_Work required_. Find every line in the records that holds the string "Против". Copy each one.
═════ Data for analysis
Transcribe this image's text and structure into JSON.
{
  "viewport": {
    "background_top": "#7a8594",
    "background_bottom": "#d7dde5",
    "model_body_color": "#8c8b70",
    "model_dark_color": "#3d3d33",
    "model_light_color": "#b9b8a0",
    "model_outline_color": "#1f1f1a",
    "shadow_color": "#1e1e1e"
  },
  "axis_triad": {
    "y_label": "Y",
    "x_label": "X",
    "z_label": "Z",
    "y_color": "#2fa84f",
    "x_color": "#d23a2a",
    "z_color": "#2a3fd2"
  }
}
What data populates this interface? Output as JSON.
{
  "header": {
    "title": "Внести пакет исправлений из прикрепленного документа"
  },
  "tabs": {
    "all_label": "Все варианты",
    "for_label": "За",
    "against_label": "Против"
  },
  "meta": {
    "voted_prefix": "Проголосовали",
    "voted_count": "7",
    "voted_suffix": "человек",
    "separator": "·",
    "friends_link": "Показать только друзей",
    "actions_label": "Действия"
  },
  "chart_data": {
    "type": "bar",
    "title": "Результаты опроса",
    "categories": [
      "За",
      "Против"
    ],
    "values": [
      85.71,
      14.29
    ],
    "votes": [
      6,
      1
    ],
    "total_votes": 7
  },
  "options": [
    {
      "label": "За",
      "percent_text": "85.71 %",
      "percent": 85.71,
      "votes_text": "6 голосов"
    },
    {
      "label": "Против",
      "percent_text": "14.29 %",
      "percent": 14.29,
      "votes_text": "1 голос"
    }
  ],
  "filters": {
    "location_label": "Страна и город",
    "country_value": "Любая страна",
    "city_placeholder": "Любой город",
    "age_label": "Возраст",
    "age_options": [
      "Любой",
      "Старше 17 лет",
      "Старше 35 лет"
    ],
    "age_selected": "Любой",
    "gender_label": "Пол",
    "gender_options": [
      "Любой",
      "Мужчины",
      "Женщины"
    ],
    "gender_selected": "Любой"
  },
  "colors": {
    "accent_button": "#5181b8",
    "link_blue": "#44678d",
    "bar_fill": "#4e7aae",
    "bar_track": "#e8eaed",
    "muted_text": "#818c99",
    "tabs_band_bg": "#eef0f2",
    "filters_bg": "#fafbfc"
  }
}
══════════
_Output below_.
    "against_label": "Против"
      "Против"
      "label": "Против",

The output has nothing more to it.